*What is being asked:* Output all the entries below. Each must match exactly.

*Supplied entries:*
#####
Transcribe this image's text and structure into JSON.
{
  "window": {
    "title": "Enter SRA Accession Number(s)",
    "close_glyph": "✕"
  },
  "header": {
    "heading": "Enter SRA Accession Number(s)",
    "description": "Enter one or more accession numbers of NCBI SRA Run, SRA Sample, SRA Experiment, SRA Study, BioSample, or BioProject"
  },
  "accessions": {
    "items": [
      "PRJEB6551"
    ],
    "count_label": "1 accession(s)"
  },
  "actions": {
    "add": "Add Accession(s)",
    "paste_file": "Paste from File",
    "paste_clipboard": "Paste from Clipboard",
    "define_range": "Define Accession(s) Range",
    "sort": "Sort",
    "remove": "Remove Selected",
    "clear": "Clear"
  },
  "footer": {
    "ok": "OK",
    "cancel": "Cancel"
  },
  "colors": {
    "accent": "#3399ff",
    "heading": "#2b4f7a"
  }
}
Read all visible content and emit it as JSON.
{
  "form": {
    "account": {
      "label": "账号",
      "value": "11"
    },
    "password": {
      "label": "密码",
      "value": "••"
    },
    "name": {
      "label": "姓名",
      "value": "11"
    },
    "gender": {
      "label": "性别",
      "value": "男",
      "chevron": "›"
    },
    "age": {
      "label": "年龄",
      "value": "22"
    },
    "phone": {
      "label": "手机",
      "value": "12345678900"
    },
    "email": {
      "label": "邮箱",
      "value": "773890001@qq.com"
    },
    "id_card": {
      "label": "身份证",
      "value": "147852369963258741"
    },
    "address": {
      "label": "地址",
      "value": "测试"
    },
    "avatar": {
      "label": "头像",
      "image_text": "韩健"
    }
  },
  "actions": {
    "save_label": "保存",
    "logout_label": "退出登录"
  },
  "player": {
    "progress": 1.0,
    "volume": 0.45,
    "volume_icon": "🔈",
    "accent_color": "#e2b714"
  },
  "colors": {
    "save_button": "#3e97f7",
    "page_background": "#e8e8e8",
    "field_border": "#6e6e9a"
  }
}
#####
*Task result:*
Transcribe this image's text and structure into JSON.
{
  "window": {
    "title": "Enter SRA Accession Number(s)",
    "close_glyph": "✕"
  },
  "header": {
    "heading": "Enter SRA Accession Number(s)",
    "description": "Enter one or more accession numbers of NCBI SRA Run, SRA Sample, SRA Experiment, SRA Study, BioSample, or BioProject"
  },
  "accessions": {
    "items": [
      "PRJEB6551"
    ],
    "count_label": "1 accession(s)"
  },
  "actions": {
    "add": "Add Accession(s)",
    "paste_file": "Paste from File",
    "paste_clipboard": "Paste from Clipboard",
    "define_range": "Define Accession(s) Range",
    "sort": "Sort",
    "remove": "Remove Selected",
    "clear": "Clear"
  },
  "footer": {
    "ok": "OK",
    "cancel": "Cancel"
  },
  "colors": {
    "accent": "#3399ff",
    "heading": "#2b4f7a"
  }
}
Read all visible content and emit it as JSON.
{
  "form": {
    "account": {
      "label": "账号",
      "value": "11"
    },
    "password": {
      "label": "密码",
      "value": "••"
    },
    "name": {
      "label": "姓名",
      "value": "11"
    },
    "gender": {
      "label": "性别",
      "value": "男",
      "chevron": "›"
    },
    "age": {
      "label": "年龄",
      "value": "22"
    },
    "phone": {
      "label": "手机",
      "value": "12345678900"
    },
    "email": {
      "label": "邮箱",
      "value": "773890001@qq.com"
    },
    "id_card": {
      "label": "身份证",
      "value": "147852369963258741"
    },
    "address": {
      "label": "地址",
      "value": "测试"
    },
    "avatar": {
      "label": "头像",
      "image_text": "韩健"
    }
  },
  "actions": {
    "save_label": "保存",
    "logout_label": "退出登录"
  },
  "player": {
    "progress": 1.0,
    "volume": 0.45,
    "volume_icon": "🔈",
    "accent_color": "#e2b714"
  },
  "colors": {
    "save_button": "#3e97f7",
    "page_background": "#e8e8e8",
    "field_border": "#6e6e9a"
  }
}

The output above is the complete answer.